This Mailman Spent 33 Years Building THIS By Hand Using Pebbles From His Route

Ferdinand Cheval was a postman who can teach all of us a thing or two about making your dreams come true.

Cheval dreamed about building his own palace. One day, while delivering the post, he stumbled upon an unusual rock that fascinated him so much he decided to bring it home.

For the next 33 years, Cheval picked up interesting looking stones during his mail round. At first, he’d only pick up a few and put them in his pocket. Later on, he would use a basket and then a wheelbarrow to gather more. His dream of having a palace came back to him, and he was determined to make it a reality.

And he did. Check out his very own palace!

Ferdinand Cheval’s astonishing architectural feat – the Le Palais idéal (the “Ideal Palace”) in Hauterives, France.

Palais idéal - ferdinand cheval 1 (1)

Emmanuel Georges

Le Palais idéal is regarded as an extraordinary example of naïve art architecture.

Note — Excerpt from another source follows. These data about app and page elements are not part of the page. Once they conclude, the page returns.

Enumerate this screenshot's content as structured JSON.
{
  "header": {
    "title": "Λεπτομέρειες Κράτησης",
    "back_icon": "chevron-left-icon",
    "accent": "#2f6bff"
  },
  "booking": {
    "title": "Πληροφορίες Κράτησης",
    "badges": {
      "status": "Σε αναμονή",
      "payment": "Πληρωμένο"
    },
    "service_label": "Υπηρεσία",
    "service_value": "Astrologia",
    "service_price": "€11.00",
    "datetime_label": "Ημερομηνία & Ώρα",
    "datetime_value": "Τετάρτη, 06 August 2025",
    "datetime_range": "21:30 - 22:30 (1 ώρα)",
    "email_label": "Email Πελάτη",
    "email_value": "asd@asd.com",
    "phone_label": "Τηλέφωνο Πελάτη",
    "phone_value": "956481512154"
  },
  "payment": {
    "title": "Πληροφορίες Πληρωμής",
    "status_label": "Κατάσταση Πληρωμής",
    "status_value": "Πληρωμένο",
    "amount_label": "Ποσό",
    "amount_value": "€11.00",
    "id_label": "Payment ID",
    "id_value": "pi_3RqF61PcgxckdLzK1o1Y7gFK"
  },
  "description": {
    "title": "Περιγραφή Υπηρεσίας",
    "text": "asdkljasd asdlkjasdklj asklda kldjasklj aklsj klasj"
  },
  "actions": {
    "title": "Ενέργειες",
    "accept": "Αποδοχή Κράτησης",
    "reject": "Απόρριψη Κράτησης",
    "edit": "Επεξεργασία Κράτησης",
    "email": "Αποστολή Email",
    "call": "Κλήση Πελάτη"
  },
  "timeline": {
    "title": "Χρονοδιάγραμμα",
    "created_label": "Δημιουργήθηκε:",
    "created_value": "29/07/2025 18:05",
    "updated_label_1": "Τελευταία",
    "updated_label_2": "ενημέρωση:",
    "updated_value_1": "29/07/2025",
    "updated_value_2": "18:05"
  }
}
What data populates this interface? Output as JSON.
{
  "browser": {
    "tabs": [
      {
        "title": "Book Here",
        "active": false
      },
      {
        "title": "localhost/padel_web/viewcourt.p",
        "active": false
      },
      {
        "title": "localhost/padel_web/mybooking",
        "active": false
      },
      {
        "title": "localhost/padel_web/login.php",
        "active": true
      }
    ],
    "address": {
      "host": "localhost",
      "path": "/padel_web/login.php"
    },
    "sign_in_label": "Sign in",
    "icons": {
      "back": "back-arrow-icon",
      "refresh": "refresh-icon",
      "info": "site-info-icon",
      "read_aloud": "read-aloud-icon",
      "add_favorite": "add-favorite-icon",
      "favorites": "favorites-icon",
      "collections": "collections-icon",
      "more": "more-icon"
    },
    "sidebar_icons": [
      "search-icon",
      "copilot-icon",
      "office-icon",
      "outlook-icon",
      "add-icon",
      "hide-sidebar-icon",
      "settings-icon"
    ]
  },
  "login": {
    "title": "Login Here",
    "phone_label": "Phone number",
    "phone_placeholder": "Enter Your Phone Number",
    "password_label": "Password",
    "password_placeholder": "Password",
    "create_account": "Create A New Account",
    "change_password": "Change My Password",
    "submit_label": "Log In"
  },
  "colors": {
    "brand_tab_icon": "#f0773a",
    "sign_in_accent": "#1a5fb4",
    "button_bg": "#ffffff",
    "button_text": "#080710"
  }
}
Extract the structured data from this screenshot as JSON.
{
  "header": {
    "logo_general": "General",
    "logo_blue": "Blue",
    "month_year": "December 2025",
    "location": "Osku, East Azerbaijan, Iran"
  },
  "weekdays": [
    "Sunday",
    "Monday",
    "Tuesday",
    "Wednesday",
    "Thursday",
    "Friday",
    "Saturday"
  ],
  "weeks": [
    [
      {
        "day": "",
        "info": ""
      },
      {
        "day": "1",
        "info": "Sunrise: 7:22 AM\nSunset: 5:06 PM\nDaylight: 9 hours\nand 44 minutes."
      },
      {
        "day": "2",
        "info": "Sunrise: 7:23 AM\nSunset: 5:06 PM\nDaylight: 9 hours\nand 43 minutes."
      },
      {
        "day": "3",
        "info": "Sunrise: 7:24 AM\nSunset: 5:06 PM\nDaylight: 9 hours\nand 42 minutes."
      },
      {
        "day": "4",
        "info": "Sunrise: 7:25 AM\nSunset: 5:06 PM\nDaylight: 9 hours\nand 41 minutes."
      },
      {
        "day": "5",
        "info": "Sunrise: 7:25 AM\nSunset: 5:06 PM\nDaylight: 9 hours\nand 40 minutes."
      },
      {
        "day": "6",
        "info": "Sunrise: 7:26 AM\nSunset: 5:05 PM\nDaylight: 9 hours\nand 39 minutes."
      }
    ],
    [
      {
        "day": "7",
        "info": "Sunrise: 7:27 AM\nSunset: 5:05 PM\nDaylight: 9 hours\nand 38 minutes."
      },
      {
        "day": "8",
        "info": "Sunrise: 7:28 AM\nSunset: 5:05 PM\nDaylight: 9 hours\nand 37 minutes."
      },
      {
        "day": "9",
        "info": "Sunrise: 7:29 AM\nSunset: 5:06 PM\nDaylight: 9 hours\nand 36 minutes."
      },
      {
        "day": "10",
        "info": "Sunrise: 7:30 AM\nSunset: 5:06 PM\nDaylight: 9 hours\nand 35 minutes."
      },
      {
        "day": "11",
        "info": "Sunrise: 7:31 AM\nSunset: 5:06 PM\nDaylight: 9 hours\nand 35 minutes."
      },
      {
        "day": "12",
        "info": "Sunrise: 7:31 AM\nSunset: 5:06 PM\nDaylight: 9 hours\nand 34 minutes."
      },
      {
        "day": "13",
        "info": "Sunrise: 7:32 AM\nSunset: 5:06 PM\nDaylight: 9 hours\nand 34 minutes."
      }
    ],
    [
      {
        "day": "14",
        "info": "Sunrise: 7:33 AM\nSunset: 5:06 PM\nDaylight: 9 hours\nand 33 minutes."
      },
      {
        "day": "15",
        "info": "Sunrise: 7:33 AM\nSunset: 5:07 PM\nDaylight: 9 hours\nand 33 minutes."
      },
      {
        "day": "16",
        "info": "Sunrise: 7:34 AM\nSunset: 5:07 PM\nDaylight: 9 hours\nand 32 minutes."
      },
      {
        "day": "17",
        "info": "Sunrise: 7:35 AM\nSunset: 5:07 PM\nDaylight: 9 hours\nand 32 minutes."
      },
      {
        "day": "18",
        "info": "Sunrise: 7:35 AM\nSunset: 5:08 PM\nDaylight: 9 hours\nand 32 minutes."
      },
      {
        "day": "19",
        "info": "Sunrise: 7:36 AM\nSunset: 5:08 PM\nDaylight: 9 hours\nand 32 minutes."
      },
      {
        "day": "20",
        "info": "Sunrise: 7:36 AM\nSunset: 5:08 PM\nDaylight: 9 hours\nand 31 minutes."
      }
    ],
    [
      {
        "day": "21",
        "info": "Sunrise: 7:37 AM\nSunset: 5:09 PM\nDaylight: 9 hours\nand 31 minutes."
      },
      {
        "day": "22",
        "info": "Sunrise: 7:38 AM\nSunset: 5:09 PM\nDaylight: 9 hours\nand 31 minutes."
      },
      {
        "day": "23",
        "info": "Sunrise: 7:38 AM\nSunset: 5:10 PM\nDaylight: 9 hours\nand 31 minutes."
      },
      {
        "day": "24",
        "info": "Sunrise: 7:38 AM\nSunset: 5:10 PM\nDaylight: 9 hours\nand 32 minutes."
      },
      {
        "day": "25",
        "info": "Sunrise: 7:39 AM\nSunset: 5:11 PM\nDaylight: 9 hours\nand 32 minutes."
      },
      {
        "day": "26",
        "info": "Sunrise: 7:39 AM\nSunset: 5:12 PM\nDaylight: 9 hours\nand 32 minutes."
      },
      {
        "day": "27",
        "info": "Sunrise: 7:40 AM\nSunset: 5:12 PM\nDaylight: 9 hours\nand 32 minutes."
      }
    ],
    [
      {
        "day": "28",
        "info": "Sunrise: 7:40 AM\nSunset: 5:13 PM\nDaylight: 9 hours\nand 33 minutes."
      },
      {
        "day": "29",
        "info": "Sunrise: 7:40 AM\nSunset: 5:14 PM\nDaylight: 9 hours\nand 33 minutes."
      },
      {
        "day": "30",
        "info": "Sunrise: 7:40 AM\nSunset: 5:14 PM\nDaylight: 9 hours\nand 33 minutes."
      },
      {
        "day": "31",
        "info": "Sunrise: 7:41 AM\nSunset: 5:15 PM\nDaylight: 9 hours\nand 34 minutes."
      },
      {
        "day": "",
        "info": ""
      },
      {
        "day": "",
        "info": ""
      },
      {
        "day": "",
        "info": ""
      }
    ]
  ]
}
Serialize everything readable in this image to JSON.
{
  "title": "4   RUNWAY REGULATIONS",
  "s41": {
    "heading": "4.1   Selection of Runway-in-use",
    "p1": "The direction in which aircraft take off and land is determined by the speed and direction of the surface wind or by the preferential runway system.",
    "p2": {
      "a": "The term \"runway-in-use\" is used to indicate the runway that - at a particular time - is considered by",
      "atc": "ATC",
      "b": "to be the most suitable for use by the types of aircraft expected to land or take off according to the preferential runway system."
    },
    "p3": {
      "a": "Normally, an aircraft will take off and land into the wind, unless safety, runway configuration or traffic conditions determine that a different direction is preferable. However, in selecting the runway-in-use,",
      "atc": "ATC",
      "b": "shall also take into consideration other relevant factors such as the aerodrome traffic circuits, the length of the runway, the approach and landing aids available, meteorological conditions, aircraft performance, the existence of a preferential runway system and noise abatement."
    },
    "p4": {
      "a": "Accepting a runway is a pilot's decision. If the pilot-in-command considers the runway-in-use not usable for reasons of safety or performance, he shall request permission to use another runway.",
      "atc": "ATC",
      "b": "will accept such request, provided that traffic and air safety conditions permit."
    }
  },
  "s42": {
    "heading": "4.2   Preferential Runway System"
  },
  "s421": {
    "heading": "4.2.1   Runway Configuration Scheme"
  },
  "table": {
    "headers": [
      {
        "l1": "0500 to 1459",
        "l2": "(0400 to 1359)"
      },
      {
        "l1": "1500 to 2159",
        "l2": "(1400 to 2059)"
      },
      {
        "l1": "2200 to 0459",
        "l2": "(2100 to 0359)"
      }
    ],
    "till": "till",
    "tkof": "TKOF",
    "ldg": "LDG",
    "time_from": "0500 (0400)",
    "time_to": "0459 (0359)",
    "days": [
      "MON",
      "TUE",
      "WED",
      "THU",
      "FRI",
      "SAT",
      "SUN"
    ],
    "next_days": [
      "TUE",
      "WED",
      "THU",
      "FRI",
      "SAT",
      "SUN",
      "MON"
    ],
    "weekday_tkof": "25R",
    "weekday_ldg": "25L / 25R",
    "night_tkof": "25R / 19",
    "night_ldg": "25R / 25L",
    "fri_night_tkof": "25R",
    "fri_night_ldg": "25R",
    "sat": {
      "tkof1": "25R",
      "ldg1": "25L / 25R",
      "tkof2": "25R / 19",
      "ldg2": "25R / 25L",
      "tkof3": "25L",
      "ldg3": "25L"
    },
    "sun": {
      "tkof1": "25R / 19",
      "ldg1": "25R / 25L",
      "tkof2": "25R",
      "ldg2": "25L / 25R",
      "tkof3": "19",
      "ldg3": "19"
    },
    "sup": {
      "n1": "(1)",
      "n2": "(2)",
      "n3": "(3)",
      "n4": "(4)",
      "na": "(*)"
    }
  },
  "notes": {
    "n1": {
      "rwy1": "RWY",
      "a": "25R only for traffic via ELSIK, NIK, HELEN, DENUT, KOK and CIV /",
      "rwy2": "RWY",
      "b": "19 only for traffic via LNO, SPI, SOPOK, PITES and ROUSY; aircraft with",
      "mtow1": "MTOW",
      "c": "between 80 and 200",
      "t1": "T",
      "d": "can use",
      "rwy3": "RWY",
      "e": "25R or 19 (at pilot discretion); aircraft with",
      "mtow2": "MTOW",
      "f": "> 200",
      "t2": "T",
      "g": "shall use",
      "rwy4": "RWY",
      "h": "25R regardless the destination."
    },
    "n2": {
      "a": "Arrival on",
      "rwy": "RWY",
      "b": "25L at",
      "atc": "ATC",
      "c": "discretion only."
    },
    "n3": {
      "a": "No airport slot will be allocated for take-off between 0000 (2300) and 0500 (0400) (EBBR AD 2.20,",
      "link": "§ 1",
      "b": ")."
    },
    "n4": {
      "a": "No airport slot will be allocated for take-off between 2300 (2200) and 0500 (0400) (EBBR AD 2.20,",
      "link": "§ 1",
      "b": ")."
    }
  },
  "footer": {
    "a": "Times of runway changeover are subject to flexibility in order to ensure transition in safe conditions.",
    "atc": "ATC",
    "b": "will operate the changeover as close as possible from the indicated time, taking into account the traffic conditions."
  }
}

Palais idéal - ferdinand cheval 1 (2)

Emmanuel Georges

Cheval began the building in April 1879.

“I said to myself: since Nature is willing to do the sculpture, I will do the masonry and the architecture”.




Palais idéal - facade



He mostly worked at night by the light of an oil lamp. He bound the stones together with lime, mortar and cement. I’m blown away by the details.

Palais idéal - north front detail

Detail of north front │ Wikipedia

The palace is a mix of various styles with inspirations from Christianity and Hinduism.

Palais idéal - hindu temple

Hindu temple │ Wikipedia

Just before his death, the postman began to receive some recognition from luminaries like Pablo Picasso and André Breton.








Palais idéal - swiss chalet

Swiss chalet │ Wikipedia



Cheval wanted to be buried in his palace but it is illegal in France. He proceeded to spend eight more years in the Hauterives cemetery. Cheval died on August 19, 1924, about a year after building his own mausoleum.

Palais idéal - Cheval's mausoleum

Cheval’s mausoleum │ Wikipedia

In 1969, the Minister of Culture, André Malraux, declared the Palais a protected cultural landmark. In 1986, Ferdinand Cheval was put on a French postage stamp.

Watch the video for an awe-inspiring virtual tour of Cheval’s palace!

Video credit: valpard

I know what you’re going to ask and the answer is yes – Le Palais idéal is open to visitors every day except Christmas and New Year’s Day.